The Feast of St. Joseph

Guido Reni: St Joseph with Infant Christ in his Arms, c1620. Guido Reni: St Joseph with Infant Christ in his Arms, c1620.

One of the most important holidays for many Italian American and Italian Catholics is the Feast of St. Joseph or La Festa di San Giuseppe. St. Joseph, a carpenter, and the foster father of Jesus, is the patron saint of carpenters, orphans and the needy and the homeless, among others. The day has always been celebrated on March 19, but in 2008 it was during Holy Week, and the Vatican changed the day of the Feast of St. Joseph to March 15.

The holiday is especially prevalent in Sicily, where St. Joseph is the Patron Saint of the island. During the Middle Ages, a great drought almost caused a famine, but prayers to St. Joseph brought rain. In gratitude, a feast was held in the piazza for all the townspeople to share. Over the years, the symbolism of the feast was transformed to the altar of churches and then to altars or tables in homes, with food prepared to feed the needy.

Today, many churches, Italian organizations, restaurants, and private homes present a St. Joseph’s Table. The altar is usually three levels, signifying The Holy Trinity. The top level typically holds a statue of St. Joseph, sometimes surrounded by flowers. The other levels may have candles, flowers, figurines, prayer cards, breads in various shapes, breadcrumbs – representing the sawdust of a carpenter’s work – oranges and other fruits, fava beans, assorted desserts, seasonal vegetables, pasta dishes and seafood.

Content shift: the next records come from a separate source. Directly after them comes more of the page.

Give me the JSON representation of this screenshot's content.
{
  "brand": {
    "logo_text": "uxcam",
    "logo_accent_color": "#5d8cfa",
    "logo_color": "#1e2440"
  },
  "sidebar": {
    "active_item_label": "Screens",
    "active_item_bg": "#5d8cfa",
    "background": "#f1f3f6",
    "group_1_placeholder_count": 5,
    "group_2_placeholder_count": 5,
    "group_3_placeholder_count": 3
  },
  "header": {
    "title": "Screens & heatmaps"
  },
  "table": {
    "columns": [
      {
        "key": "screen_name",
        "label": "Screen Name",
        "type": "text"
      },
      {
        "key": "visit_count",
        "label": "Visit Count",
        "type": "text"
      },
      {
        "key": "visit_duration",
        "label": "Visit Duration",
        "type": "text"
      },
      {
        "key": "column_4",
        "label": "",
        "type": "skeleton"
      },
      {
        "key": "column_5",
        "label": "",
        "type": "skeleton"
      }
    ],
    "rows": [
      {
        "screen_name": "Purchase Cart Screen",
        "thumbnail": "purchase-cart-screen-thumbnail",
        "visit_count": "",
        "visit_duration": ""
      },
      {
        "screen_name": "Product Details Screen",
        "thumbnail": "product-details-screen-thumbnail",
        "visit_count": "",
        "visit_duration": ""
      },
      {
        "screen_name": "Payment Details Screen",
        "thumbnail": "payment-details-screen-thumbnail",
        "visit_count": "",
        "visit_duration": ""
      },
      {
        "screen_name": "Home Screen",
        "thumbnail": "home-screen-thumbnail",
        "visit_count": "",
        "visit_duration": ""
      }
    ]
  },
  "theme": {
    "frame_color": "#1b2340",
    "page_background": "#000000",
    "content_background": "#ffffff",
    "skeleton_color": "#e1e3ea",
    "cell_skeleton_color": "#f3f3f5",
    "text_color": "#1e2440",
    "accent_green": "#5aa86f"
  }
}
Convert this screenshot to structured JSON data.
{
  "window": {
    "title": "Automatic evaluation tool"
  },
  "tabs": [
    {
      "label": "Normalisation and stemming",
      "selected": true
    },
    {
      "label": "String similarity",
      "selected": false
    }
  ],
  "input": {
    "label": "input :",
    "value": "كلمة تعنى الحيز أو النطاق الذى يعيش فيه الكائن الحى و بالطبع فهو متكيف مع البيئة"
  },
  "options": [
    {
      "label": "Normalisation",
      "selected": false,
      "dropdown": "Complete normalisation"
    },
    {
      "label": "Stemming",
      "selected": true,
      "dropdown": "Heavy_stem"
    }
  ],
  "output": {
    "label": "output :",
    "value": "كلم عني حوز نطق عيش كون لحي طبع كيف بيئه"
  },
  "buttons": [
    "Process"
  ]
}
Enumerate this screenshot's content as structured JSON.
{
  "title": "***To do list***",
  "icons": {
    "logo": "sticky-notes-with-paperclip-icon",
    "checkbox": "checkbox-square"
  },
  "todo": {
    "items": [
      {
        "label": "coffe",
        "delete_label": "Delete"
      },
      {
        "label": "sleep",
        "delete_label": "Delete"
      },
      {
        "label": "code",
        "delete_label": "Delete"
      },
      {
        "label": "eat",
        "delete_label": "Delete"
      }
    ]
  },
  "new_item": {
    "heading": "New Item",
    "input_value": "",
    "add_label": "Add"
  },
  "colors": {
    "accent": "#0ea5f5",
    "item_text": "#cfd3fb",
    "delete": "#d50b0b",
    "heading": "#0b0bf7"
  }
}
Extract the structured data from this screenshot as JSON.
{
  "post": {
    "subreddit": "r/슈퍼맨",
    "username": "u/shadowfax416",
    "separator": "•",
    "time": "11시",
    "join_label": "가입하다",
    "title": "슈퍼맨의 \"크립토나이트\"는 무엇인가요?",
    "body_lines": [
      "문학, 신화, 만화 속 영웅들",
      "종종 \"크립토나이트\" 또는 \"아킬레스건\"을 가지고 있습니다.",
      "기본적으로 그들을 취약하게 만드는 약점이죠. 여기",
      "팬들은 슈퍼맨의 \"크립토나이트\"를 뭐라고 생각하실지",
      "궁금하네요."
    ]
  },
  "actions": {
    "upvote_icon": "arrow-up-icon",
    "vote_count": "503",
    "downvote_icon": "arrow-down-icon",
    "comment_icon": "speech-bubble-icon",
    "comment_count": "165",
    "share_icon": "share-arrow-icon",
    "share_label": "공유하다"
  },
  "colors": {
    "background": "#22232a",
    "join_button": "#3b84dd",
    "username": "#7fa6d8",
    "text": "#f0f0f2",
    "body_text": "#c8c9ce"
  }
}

Some altars are quite elaborate with large statues under flowered trellises, fountains and banners declaring “Viva San Giuseppe.” Others can be quite small, tucked into the corner of the dining room, but adorned with a lace cloth, a statue of St. Joseph, and the traditional accompaniments on a smaller scale. It is customary to have a priest bless the table, which assures that prayers to St. Joseph will be answered. In public displays, the food may be auctioned, raising funds to donate to charitable causes or the food may be distributed to the needy.

The festival is especially important in New Orleans, where thousands of Sicilian immigrants settled at the end of the 19th century. Today, it is celebrated with a gala parade by the Italian American St. Joseph Society, and several churches offer open viewings of their St. Joseph’s Altars and free meals to those attending the events.

On St. Joseph’s Day every year another event occurs – the return of the swallows to Mission San Juan Capistrano in California. The mission was founded in 1776 and named for the Franciscan Saint, Giovanni da Capestrano, who took his name from his hometown in Abruzzo, Italy. The tradition of the swallows returning to Capistrano is said to be centuries old, but several legends endure. Among them is the story that the returning swallows were being chased away by a merchant in the newly formed town, and a Franciscan priest invited the swallows to the Mission. Another is in the connection to St. Francis of Assisi, who founded the Franciscan Order in 1209. St. Francis is known for his association with nature; and quite often images show him with birds in the air, on the ground, or perched on the saint’s hand or shoulder.

Every year, the swallows migrate from Argentina and settle into their cone-shaped mud nests under the eaves of the old church. The structure of the church – damaged during the 1812 earthquake – and its isolation offer a safe place for the swallows to nest. It is also noted that the swallows prefer reusing the existing nests, saving the time and energy of building new shelters.

While no one may know exactly the reason why the swallows return to Capistrano, the celebrations at the Mission are numerous with a traditional bell ringing, live entertainment, ethnic foods, and craft vendors all honoring the return of those famous birds to Capistrano.